Task objective
Omit every picture. Return all other data as it stands.

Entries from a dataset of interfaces
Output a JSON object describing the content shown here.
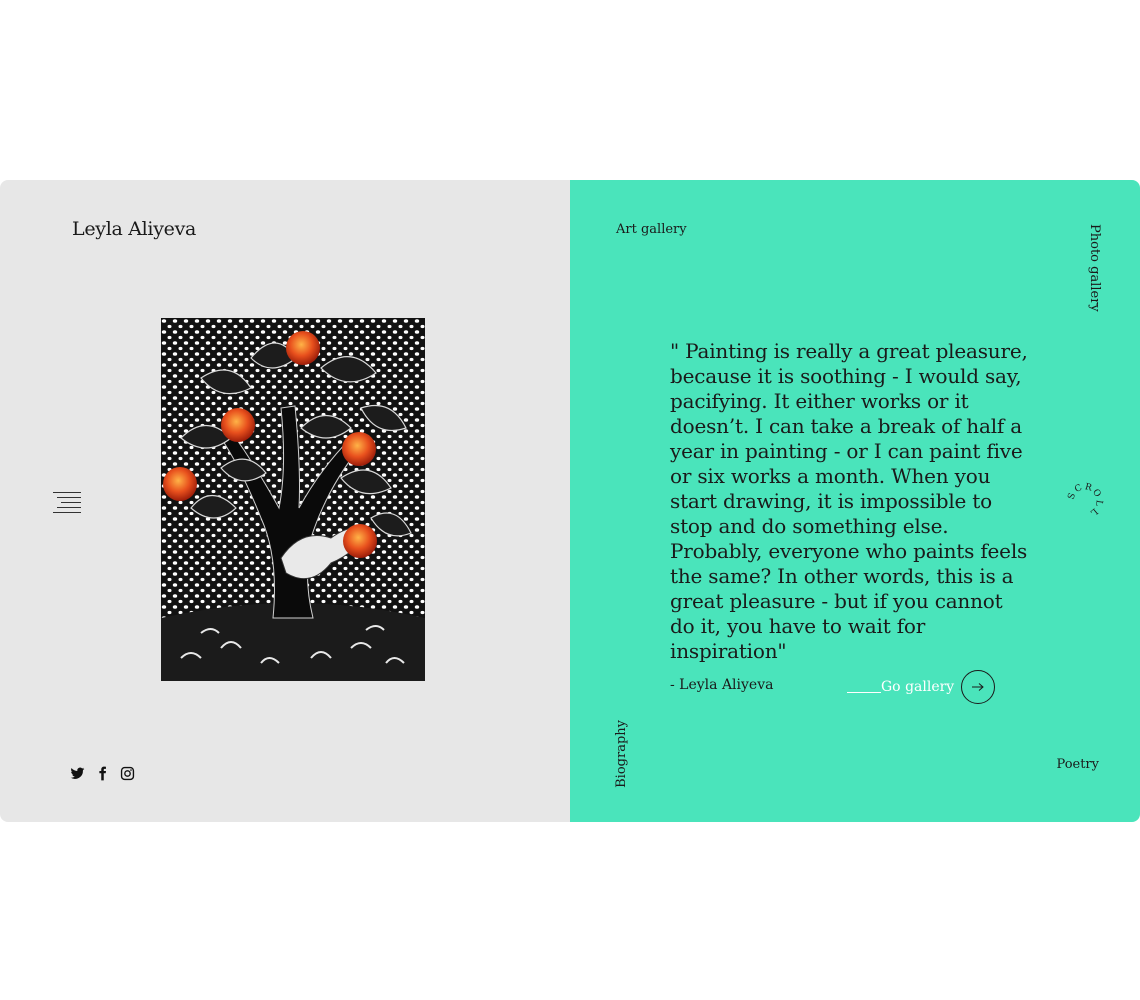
{
  "colors": {
    "left_bg": "#e7e7e7",
    "accent": "#4ae4bb",
    "text": "#1a1a1a",
    "link": "#ffffff"
  },
  "left": {
    "brand": "Leyla Aliyeva",
    "menu_icon": "hamburger-menu-icon",
    "artwork_alt": "Painting of a tree with red fruits and a bird on a dotted black background",
    "socials": [
      {
        "name": "twitter",
        "icon": "twitter-icon"
      },
      {
        "name": "facebook",
        "icon": "facebook-icon"
      },
      {
        "name": "instagram",
        "icon": "instagram-icon"
      }
    ]
  },
  "right": {
    "nav": {
      "art_gallery": "Art gallery",
      "photo_gallery": "Photo gallery",
      "biography": "Biography",
      "poetry": "Poetry"
    },
    "quote": "\" Painting is really a great pleasure, because it is soothing - I would say, pacifying.  It either works or it doesn’t. I can take a break of half a year in painting - or I can paint five or six works a month. When you start drawing, it is impossible to stop and do something else. Probably, everyone who paints feels the same?  In other words, this is a great pleasure - but if you cannot do it, you have to wait for inspiration\"",
    "author": "- Leyla Aliyeva",
    "go_gallery": "Go gallery",
    "scroll_text": "SCROLL",
    "arrow_icon": "arrow-right-icon"
  }
}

Finished task
Output a JSON object describing the content shown here.
{
  "colors": {
    "left_bg": "#e7e7e7",
    "accent": "#4ae4bb",
    "text": "#1a1a1a",
    "link": "#ffffff"
  },
  "left": {
    "brand": "Leyla Aliyeva",
    "menu_icon": "hamburger-menu-icon",
    "artwork_alt": "Painting of a tree with red fruits and a bird on a dotted black background",
    "socials": [
      {
        "name": "twitter",
        "icon": "twitter-icon"
      },
      {
        "name": "facebook",
        "icon": "facebook-icon"
      },
      {
        "name": "instagram",
        "icon": "instagram-icon"
      }
    ]
  },
  "right": {
    "nav": {
      "art_gallery": "Art gallery",
      "photo_gallery": "Photo gallery",
      "biography": "Biography",
      "poetry": "Poetry"
    },
    "quote": "\" Painting is really a great pleasure, because it is soothing - I would say, pacifying.  It either works or it doesn’t. I can take a break of half a year in painting - or I can paint five or six works a month. When you start drawing, it is impossible to stop and do something else. Probably, everyone who paints feels the same?  In other words, this is a great pleasure - but if you cannot do it, you have to wait for inspiration\"",
    "author": "- Leyla Aliyeva",
    "go_gallery": "Go gallery",
    "scroll_text": "SCROLL",
    "arrow_icon": "arrow-right-icon"
  }
}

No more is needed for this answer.